*** Opening of Recorded data ***

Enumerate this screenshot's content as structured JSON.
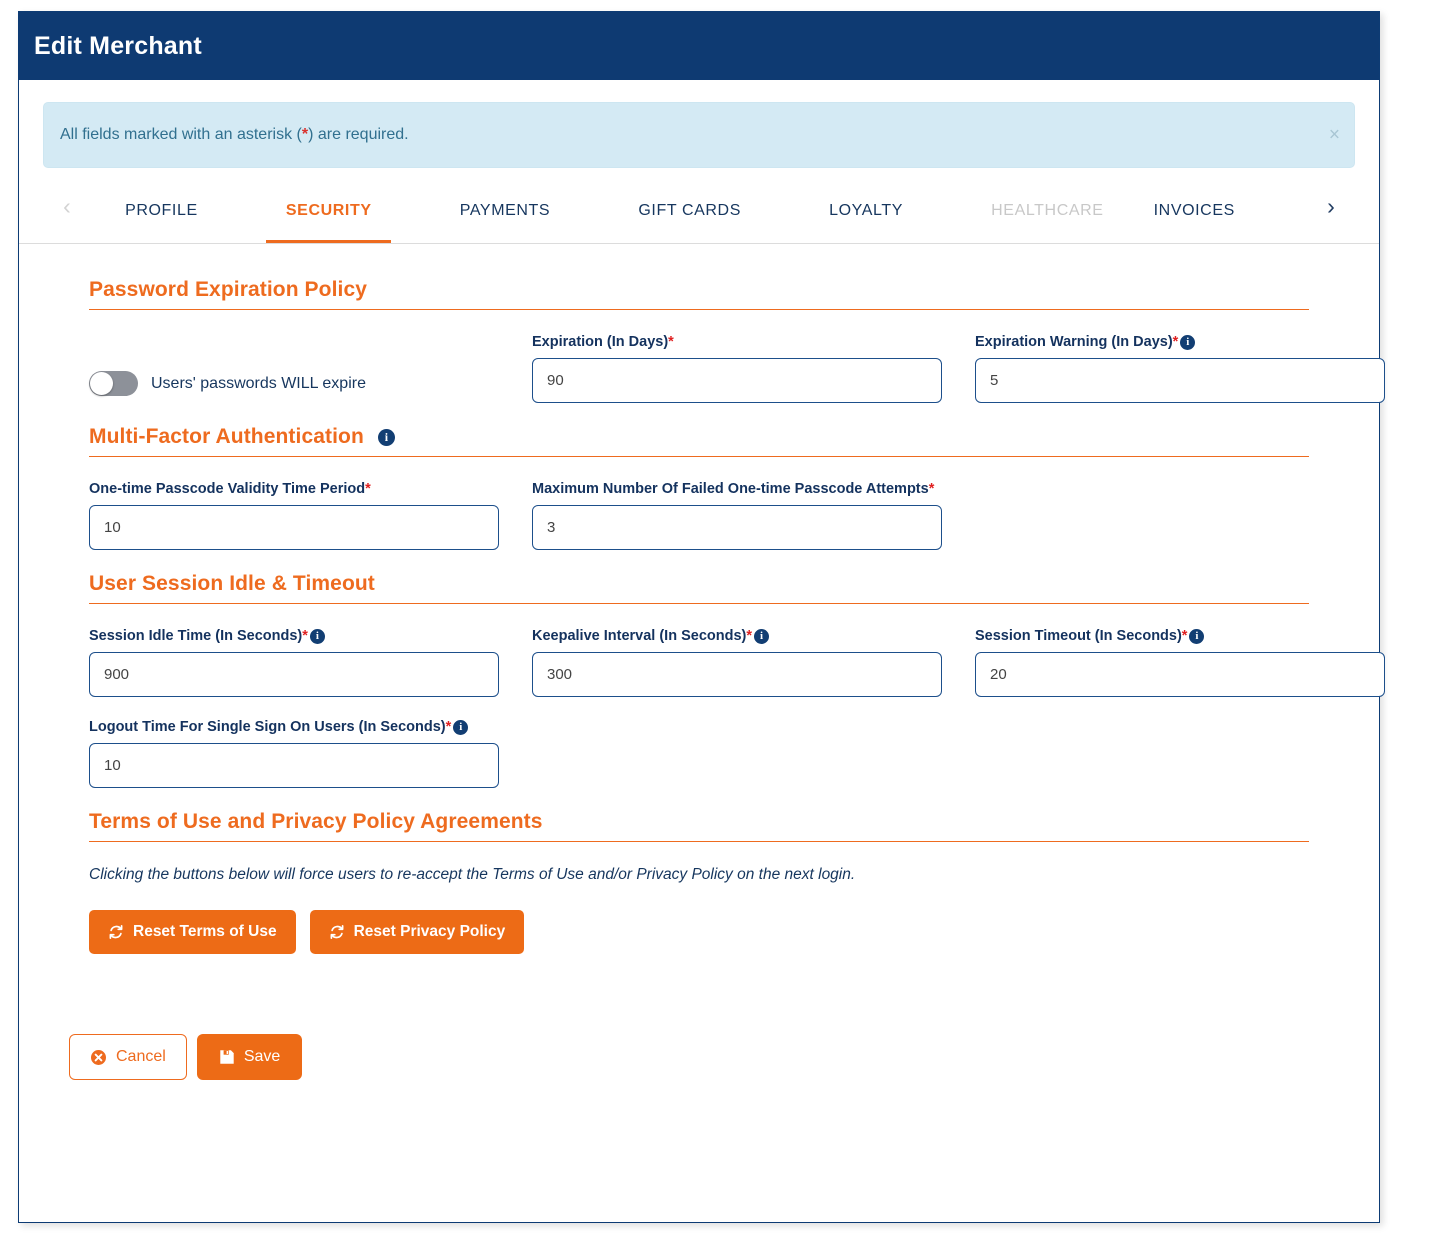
{
  "header": {
    "title": "Edit Merchant"
  },
  "alert": {
    "text_before": "All fields marked with an asterisk (",
    "asterisk": "*",
    "text_after": ") are required.",
    "close_label": "×"
  },
  "tabs": {
    "prev_label": "‹",
    "next_label": "›",
    "items": [
      {
        "label": "PROFILE",
        "state": "normal"
      },
      {
        "label": "SECURITY",
        "state": "active"
      },
      {
        "label": "PAYMENTS",
        "state": "normal"
      },
      {
        "label": "GIFT CARDS",
        "state": "normal"
      },
      {
        "label": "LOYALTY",
        "state": "normal"
      },
      {
        "label": "HEALTHCARE",
        "state": "disabled"
      },
      {
        "label": "INVOICES",
        "state": "clipped"
      }
    ]
  },
  "sections": {
    "password": {
      "heading": "Password Expiration Policy",
      "toggle_label": "Users' passwords WILL expire",
      "toggle_state": "off",
      "expiration_label": "Expiration (In Days)",
      "expiration_value": "90",
      "warning_label": "Expiration Warning (In Days)",
      "warning_value": "5"
    },
    "mfa": {
      "heading": "Multi-Factor Authentication",
      "otp_validity_label": "One-time Passcode Validity Time Period",
      "otp_validity_value": "10",
      "max_failed_label": "Maximum Number Of Failed One-time Passcode Attempts",
      "max_failed_value": "3"
    },
    "session": {
      "heading": "User Session Idle & Timeout",
      "idle_label": "Session Idle Time (In Seconds)",
      "idle_value": "900",
      "keepalive_label": "Keepalive Interval (In Seconds)",
      "keepalive_value": "300",
      "timeout_label": "Session Timeout (In Seconds)",
      "timeout_value": "20",
      "sso_label": "Logout Time For Single Sign On Users (In Seconds)",
      "sso_value": "10"
    },
    "terms": {
      "heading": "Terms of Use and Privacy Policy Agreements",
      "note": "Clicking the buttons below will force users to re-accept the Terms of Use and/or Privacy Policy on the next login.",
      "reset_terms_label": "Reset Terms of Use",
      "reset_privacy_label": "Reset Privacy Policy"
    }
  },
  "footer": {
    "cancel_label": "Cancel",
    "save_label": "Save"
  },
  "icons": {
    "info": "i"
  },
  "colors": {
    "header_navy": "#0e3a72",
    "accent_orange": "#ee6b1f",
    "alert_bg": "#d4eaf4",
    "required_red": "#e02020",
    "label_navy": "#14325e"
  }
}
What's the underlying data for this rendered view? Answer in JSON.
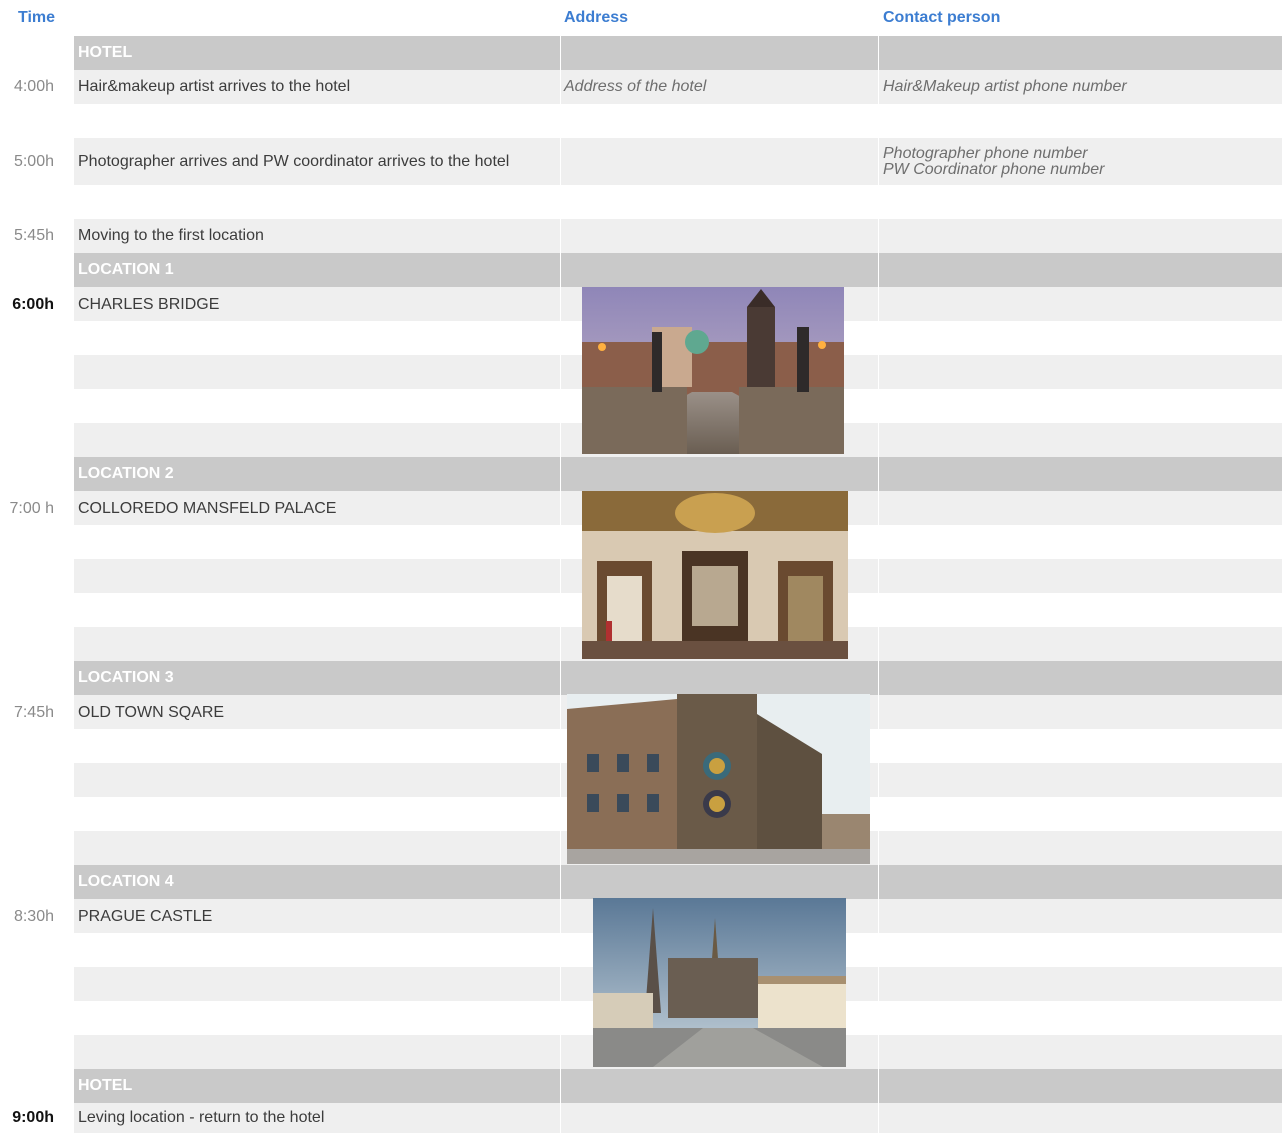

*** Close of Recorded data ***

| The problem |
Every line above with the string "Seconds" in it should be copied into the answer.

| Exercise result |
      "idle_label": "Session Idle Time (In Seconds)",
      "keepalive_label": "Keepalive Interval (In Seconds)",
      "timeout_label": "Session Timeout (In Seconds)",
      "sso_label": "Logout Time For Single Sign On Users (In Seconds)",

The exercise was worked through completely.